» **ABOUT THIS TASK**: Search the records for the string "information". Copy each line where it occurs.

(Beginning of MATERIAL TO PROCESS)

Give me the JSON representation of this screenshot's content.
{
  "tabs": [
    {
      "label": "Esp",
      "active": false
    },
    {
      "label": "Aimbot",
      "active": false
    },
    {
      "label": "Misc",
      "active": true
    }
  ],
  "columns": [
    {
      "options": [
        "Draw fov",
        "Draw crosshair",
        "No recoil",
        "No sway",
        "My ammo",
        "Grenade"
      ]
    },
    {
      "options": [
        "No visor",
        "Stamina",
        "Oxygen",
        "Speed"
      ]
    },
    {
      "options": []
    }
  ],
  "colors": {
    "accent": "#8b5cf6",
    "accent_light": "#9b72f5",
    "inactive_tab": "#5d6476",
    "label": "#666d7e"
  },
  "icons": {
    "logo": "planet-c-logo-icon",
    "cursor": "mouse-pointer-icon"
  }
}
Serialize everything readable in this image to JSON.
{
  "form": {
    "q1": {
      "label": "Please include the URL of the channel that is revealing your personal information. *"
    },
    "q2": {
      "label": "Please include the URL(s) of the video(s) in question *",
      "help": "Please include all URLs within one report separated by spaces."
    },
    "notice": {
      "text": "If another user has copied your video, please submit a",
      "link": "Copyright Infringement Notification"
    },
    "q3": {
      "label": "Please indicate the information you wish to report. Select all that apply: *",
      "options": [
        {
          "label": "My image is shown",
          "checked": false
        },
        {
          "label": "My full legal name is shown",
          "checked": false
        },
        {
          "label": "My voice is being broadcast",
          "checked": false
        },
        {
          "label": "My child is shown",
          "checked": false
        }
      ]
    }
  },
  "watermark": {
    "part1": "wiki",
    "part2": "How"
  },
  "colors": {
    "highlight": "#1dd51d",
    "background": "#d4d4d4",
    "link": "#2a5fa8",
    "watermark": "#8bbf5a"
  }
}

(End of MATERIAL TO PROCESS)

» **REPLY**:
      "label": "Please include the URL of the channel that is revealing your personal information. *"
      "label": "Please indicate the information you wish to report. Select all that apply: *",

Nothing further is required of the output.